**DATASET ENTRIES**
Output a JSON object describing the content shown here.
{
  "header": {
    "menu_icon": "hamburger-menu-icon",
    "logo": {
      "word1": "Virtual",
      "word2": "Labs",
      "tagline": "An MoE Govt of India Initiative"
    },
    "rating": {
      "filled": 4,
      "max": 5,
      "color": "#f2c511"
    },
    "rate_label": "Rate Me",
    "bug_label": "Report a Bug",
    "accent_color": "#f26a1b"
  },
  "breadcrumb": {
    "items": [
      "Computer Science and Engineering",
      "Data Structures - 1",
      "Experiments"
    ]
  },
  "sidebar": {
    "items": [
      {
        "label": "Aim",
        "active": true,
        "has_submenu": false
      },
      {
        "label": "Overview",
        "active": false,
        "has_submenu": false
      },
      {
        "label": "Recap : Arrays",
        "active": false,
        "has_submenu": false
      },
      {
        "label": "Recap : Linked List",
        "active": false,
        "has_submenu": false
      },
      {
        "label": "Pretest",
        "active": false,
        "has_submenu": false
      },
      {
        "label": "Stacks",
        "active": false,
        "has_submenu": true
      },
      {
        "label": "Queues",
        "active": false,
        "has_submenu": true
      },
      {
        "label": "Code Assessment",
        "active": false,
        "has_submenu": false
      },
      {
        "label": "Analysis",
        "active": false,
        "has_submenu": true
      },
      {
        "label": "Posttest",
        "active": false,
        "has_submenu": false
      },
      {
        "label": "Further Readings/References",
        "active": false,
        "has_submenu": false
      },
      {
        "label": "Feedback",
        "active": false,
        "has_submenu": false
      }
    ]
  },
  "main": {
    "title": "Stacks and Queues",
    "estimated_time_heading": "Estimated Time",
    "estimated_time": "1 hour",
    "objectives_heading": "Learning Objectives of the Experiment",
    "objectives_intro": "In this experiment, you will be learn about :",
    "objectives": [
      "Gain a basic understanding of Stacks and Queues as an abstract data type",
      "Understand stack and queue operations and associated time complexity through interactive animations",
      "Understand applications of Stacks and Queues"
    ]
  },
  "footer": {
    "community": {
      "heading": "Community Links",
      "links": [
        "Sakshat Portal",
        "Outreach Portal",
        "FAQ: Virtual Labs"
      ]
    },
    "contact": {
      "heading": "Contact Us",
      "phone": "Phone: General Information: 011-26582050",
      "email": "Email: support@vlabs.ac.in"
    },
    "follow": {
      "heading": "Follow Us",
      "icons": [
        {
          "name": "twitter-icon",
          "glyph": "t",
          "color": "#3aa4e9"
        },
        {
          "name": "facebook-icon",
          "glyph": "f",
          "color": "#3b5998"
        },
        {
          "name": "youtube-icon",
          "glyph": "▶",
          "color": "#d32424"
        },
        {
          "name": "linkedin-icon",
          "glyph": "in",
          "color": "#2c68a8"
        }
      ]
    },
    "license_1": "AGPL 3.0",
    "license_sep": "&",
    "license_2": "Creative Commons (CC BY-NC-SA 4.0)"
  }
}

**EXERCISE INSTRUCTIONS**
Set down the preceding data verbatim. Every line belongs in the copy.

**OUTPUT OF THE EXERCISE**
Output a JSON object describing the content shown here.
{
  "header": {
    "menu_icon": "hamburger-menu-icon",
    "logo": {
      "word1": "Virtual",
      "word2": "Labs",
      "tagline": "An MoE Govt of India Initiative"
    },
    "rating": {
      "filled": 4,
      "max": 5,
      "color": "#f2c511"
    },
    "rate_label": "Rate Me",
    "bug_label": "Report a Bug",
    "accent_color": "#f26a1b"
  },
  "breadcrumb": {
    "items": [
      "Computer Science and Engineering",
      "Data Structures - 1",
      "Experiments"
    ]
  },
  "sidebar": {
    "items": [
      {
        "label": "Aim",
        "active": true,
        "has_submenu": false
      },
      {
        "label": "Overview",
        "active": false,
        "has_submenu": false
      },
      {
        "label": "Recap : Arrays",
        "active": false,
        "has_submenu": false
      },
      {
        "label": "Recap : Linked List",
        "active": false,
        "has_submenu": false
      },
      {
        "label": "Pretest",
        "active": false,
        "has_submenu": false
      },
      {
        "label": "Stacks",
        "active": false,
        "has_submenu": true
      },
      {
        "label": "Queues",
        "active": false,
        "has_submenu": true
      },
      {
        "label": "Code Assessment",
        "active": false,
        "has_submenu": false
      },
      {
        "label": "Analysis",
        "active": false,
        "has_submenu": true
      },
      {
        "label": "Posttest",
        "active": false,
        "has_submenu": false
      },
      {
        "label": "Further Readings/References",
        "active": false,
        "has_submenu": false
      },
      {
        "label": "Feedback",
        "active": false,
        "has_submenu": false
      }
    ]
  },
  "main": {
    "title": "Stacks and Queues",
    "estimated_time_heading": "Estimated Time",
    "estimated_time": "1 hour",
    "objectives_heading": "Learning Objectives of the Experiment",
    "objectives_intro": "In this experiment, you will be learn about :",
    "objectives": [
      "Gain a basic understanding of Stacks and Queues as an abstract data type",
      "Understand stack and queue operations and associated time complexity through interactive animations",
      "Understand applications of Stacks and Queues"
    ]
  },
  "footer": {
    "community": {
      "heading": "Community Links",
      "links": [
        "Sakshat Portal",
        "Outreach Portal",
        "FAQ: Virtual Labs"
      ]
    },
    "contact": {
      "heading": "Contact Us",
      "phone": "Phone: General Information: 011-26582050",
      "email": "Email: support@vlabs.ac.in"
    },
    "follow": {
      "heading": "Follow Us",
      "icons": [
        {
          "name": "twitter-icon",
          "glyph": "t",
          "color": "#3aa4e9"
        },
        {
          "name": "facebook-icon",
          "glyph": "f",
          "color": "#3b5998"
        },
        {
          "name": "youtube-icon",
          "glyph": "▶",
          "color": "#d32424"
        },
        {
          "name": "linkedin-icon",
          "glyph": "in",
          "color": "#2c68a8"
        }
      ]
    },
    "license_1": "AGPL 3.0",
    "license_sep": "&",
    "license_2": "Creative Commons (CC BY-NC-SA 4.0)"
  }
}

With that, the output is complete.